*Try it*
Give the tally of lines in the listing that include "produktet". No other words belong in the answer.

*Input records*
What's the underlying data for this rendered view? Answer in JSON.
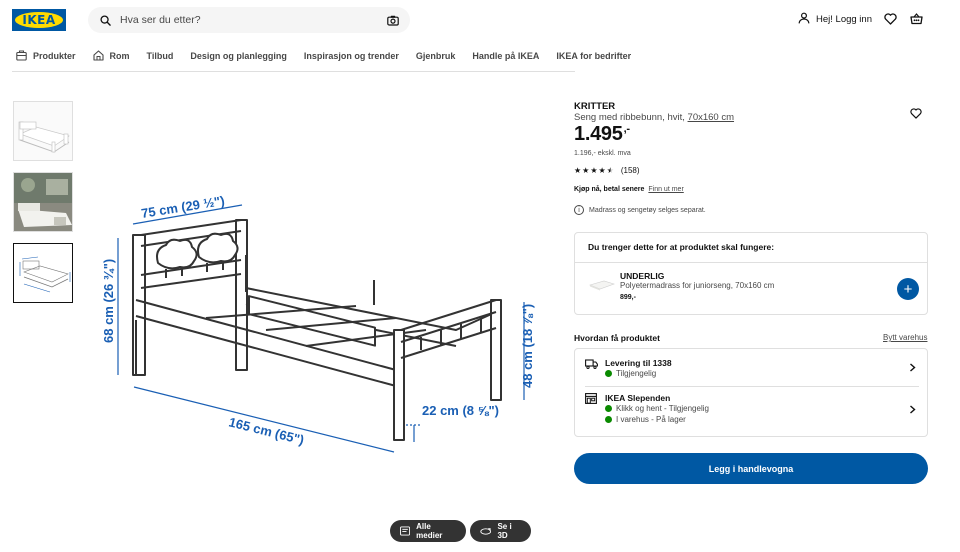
{
  "header": {
    "logo_text": "IKEA",
    "search_placeholder": "Hva ser du etter?",
    "login_label": "Hej! Logg inn"
  },
  "nav": {
    "items": [
      {
        "label": "Produkter",
        "icon": "products-icon"
      },
      {
        "label": "Rom",
        "icon": "home-icon"
      },
      {
        "label": "Tilbud"
      },
      {
        "label": "Design og planlegging"
      },
      {
        "label": "Inspirasjon og trender"
      },
      {
        "label": "Gjenbruk"
      },
      {
        "label": "Handle på IKEA"
      },
      {
        "label": "IKEA for bedrifter"
      }
    ]
  },
  "gallery": {
    "dimensions": {
      "width": "75 cm (29 ½\")",
      "height": "68 cm (26 ¾\")",
      "length": "165 cm (65\")",
      "foot_height": "48 cm (18 ⅞\")",
      "under_height": "22 cm (8 ⅝\")"
    },
    "all_media_label": "Alle medier",
    "view_3d_label": "Se i 3D"
  },
  "product": {
    "name": "KRITTER",
    "desc_prefix": "Seng med ribbebunn, hvit, ",
    "desc_size": "70x160 cm",
    "price": "1.495",
    "price_suffix": ",-",
    "excl_vat": "1.196,- ekskl. mva",
    "rating": 4.5,
    "rating_count": "(158)",
    "kjop_bold": "Kjøp nå, betal senere",
    "kjop_link": "Finn ut mer",
    "note": "Madrass og sengetøy selges separat."
  },
  "need": {
    "heading": "Du trenger dette for at produktet skal fungere:",
    "item_name": "UNDERLIG",
    "item_desc": "Polyetermadrass for juniorseng, 70x160 cm",
    "item_price": "899,-"
  },
  "availability": {
    "heading": "Hvordan få produktet",
    "change_store": "Bytt varehus",
    "delivery_title": "Levering til 1338",
    "delivery_status": "Tilgjengelig",
    "store_title": "IKEA Slependen",
    "store_line1": "Klikk og hent - Tilgjengelig",
    "store_line2": "I varehus - På lager",
    "status_color": "#0a8a00"
  },
  "cta": {
    "add_to_cart": "Legg i handlevogna"
  },
  "colors": {
    "brand_blue": "#0058a3",
    "brand_yellow": "#ffdb00",
    "dimension_blue": "#1a5fb4"
  }
}
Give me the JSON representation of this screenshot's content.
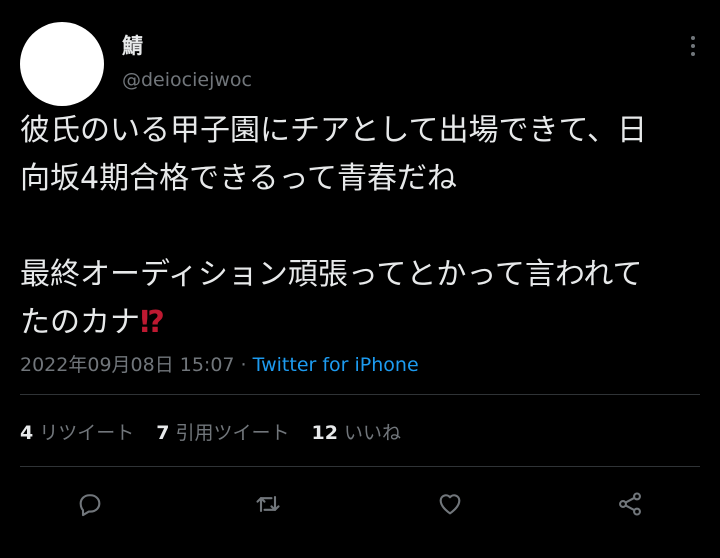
{
  "tweet": {
    "display_name": "鯖",
    "handle": "@deiociejwoc",
    "text_line1": "彼氏のいる甲子園にチアとして出場できて、日\n向坂4期合格できるって青春だね\n\n最終オーディション頑張ってとかって言われて\nたのカナ",
    "emoji": "⁉",
    "timestamp": "2022年09月08日 15:07",
    "separator": " · ",
    "source": "Twitter for iPhone"
  },
  "stats": {
    "retweets_count": "4",
    "retweets_label": "リツイート",
    "quotes_count": "7",
    "quotes_label": "引用ツイート",
    "likes_count": "12",
    "likes_label": "いいね"
  },
  "colors": {
    "background": "#000000",
    "text": "#e7e9ea",
    "muted": "#71767b",
    "link": "#1d9bf0",
    "divider": "#2f3336",
    "emoji": "#be1931"
  },
  "icons": {
    "reply": "reply-icon",
    "retweet": "retweet-icon",
    "like": "heart-icon",
    "share": "share-icon",
    "more": "more-icon"
  }
}
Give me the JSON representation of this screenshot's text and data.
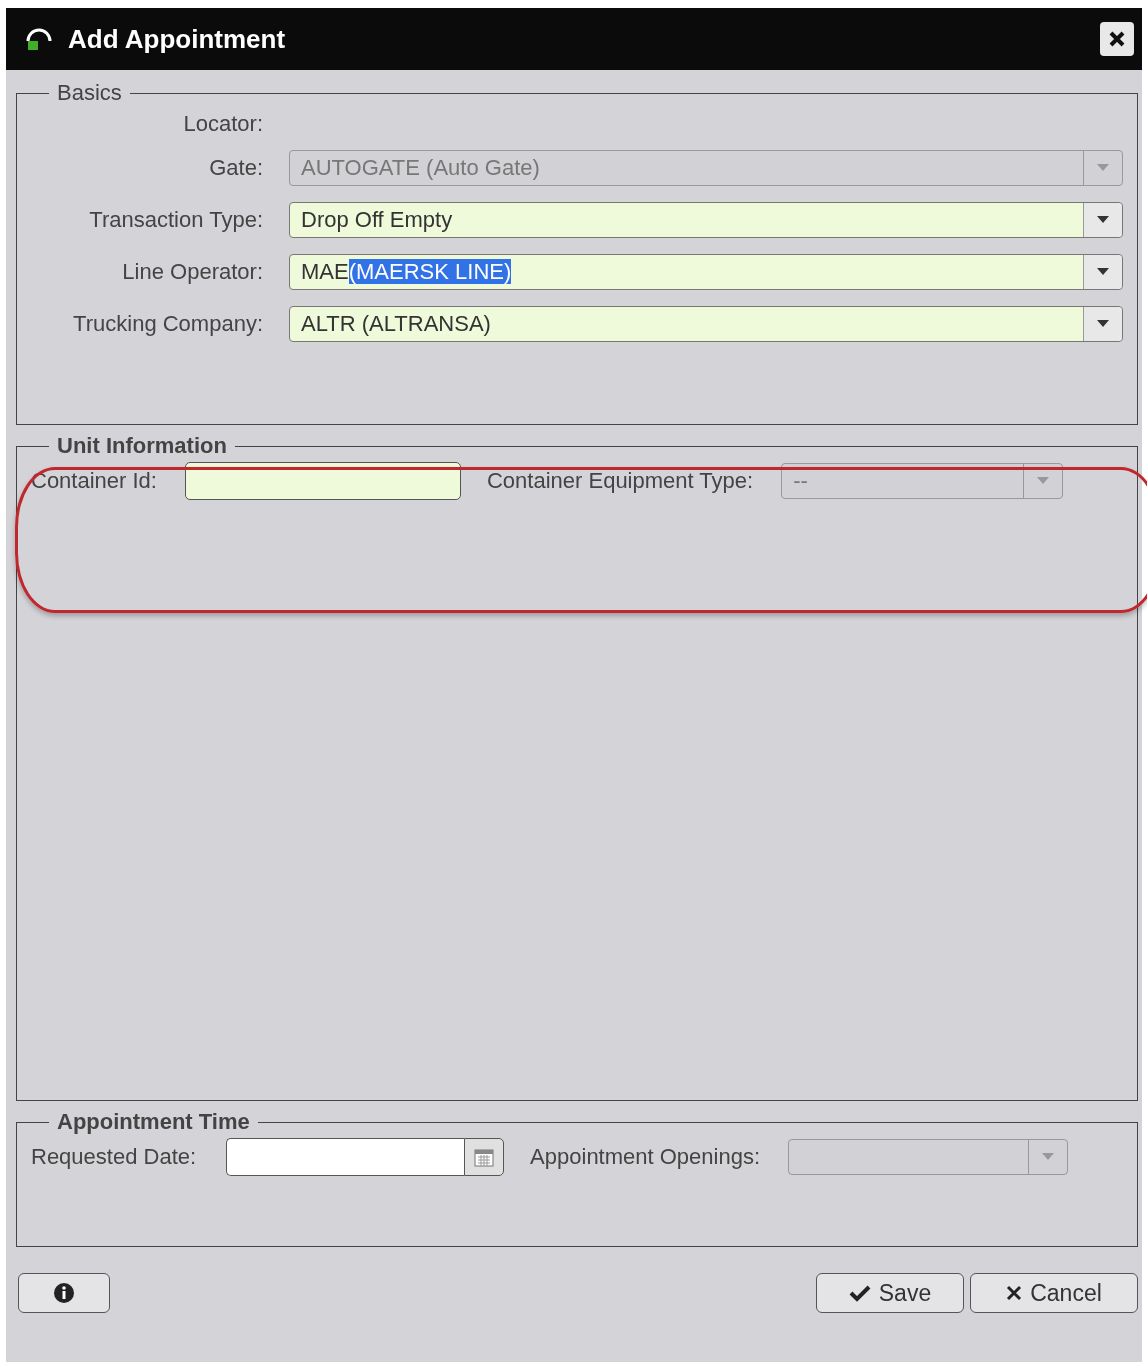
{
  "window": {
    "title": "Add Appointment"
  },
  "basics": {
    "legend": "Basics",
    "fields": [
      {
        "kind": "label",
        "label": "Locator:"
      },
      {
        "kind": "combo",
        "label": "Gate:",
        "value": "AUTOGATE (Auto Gate)",
        "disabled": true,
        "required": false
      },
      {
        "kind": "combo",
        "label": "Transaction Type:",
        "value": "Drop Off Empty",
        "disabled": false,
        "required": true
      },
      {
        "kind": "combo",
        "label": "Line Operator:",
        "value": "MAE",
        "selected_text": "(MAERSK LINE)",
        "disabled": false,
        "required": true
      },
      {
        "kind": "combo",
        "label": "Trucking Company:",
        "value": "ALTR (ALTRANSA)",
        "disabled": false,
        "required": true
      }
    ]
  },
  "unit_information": {
    "legend": "Unit Information",
    "highlighted": true,
    "container_id": {
      "label": "Container Id:",
      "required": true
    },
    "equipment_type": {
      "label": "Container Equipment Type:",
      "value": "--",
      "disabled": true
    }
  },
  "appointment_time": {
    "legend": "Appointment Time",
    "requested_date": {
      "label": "Requested Date:"
    },
    "openings": {
      "label": "Appointment Openings:",
      "disabled": true
    }
  },
  "buttons": [
    {
      "kind": "info"
    },
    {
      "kind": "save",
      "label": "Save"
    },
    {
      "kind": "cancel",
      "label": "Cancel"
    }
  ]
}
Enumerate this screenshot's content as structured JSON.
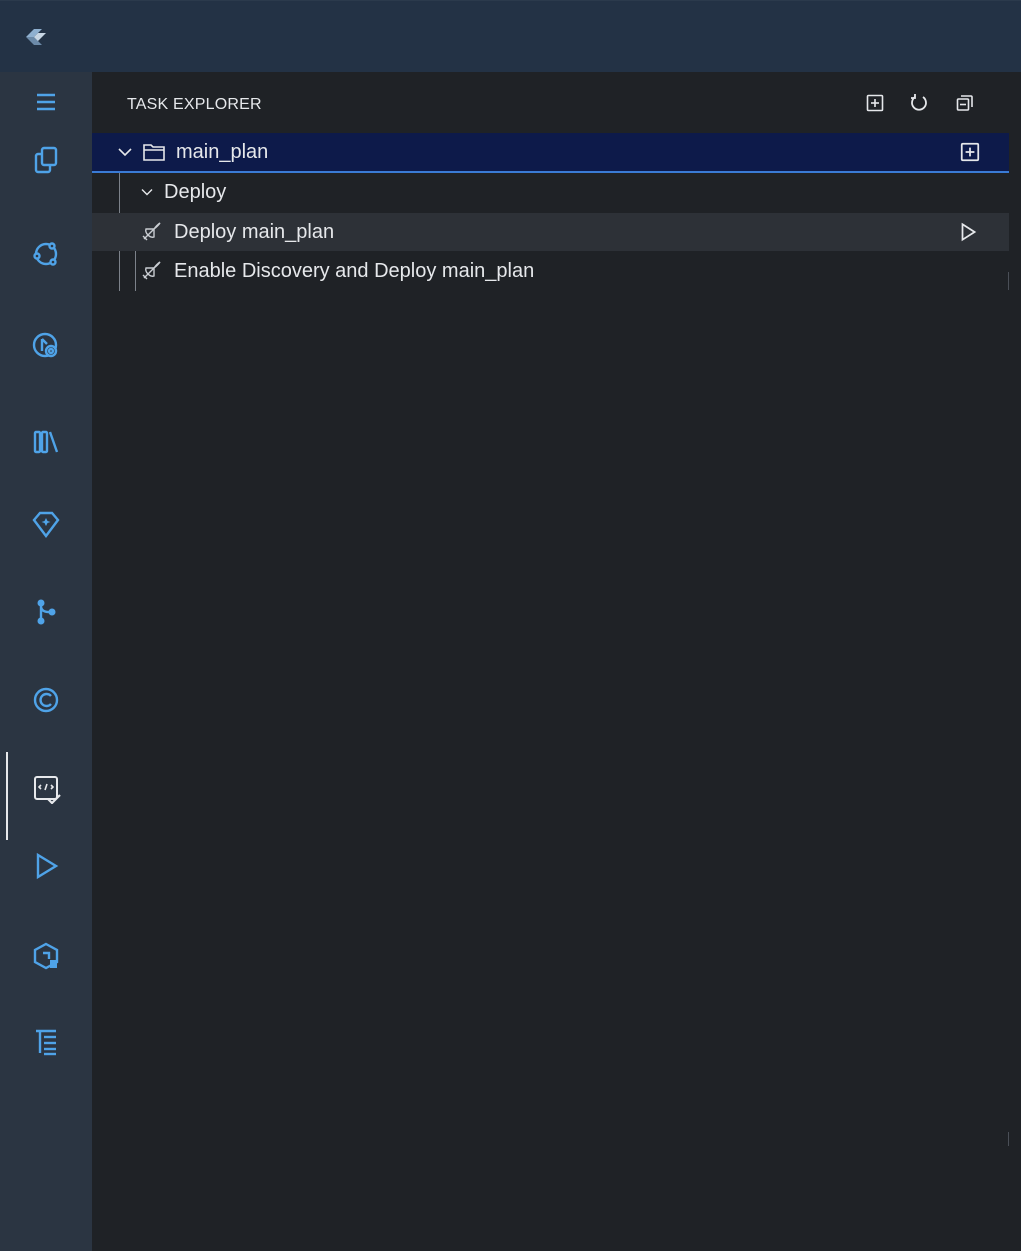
{
  "panel": {
    "title": "TASK EXPLORER",
    "header_actions": [
      "new-task-icon",
      "refresh-icon",
      "collapse-all-icon"
    ]
  },
  "activity_bar": {
    "items": [
      {
        "icon": "menu-icon"
      },
      {
        "icon": "explorer-icon"
      },
      {
        "icon": "integrations-icon"
      },
      {
        "icon": "deploy-monitor-icon"
      },
      {
        "icon": "library-icon"
      },
      {
        "icon": "gem-icon"
      },
      {
        "icon": "source-control-icon"
      },
      {
        "icon": "copyright-icon"
      },
      {
        "icon": "task-explorer-icon"
      },
      {
        "icon": "run-icon"
      },
      {
        "icon": "extensions-icon"
      },
      {
        "icon": "outline-icon"
      }
    ],
    "active": "task-explorer-icon"
  },
  "tree": {
    "root": {
      "label": "main_plan"
    },
    "group": {
      "label": "Deploy"
    },
    "tasks": [
      {
        "label": "Deploy main_plan"
      },
      {
        "label": "Enable Discovery and Deploy main_plan"
      }
    ]
  },
  "colors": {
    "titlebar": "#233245",
    "activity_bar": "#2b3542",
    "panel": "#1f2226",
    "selection": "#0d1a4a",
    "focus_border": "#3a7bd5",
    "icon_accent": "#4fa3e8"
  }
}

*Task result*
2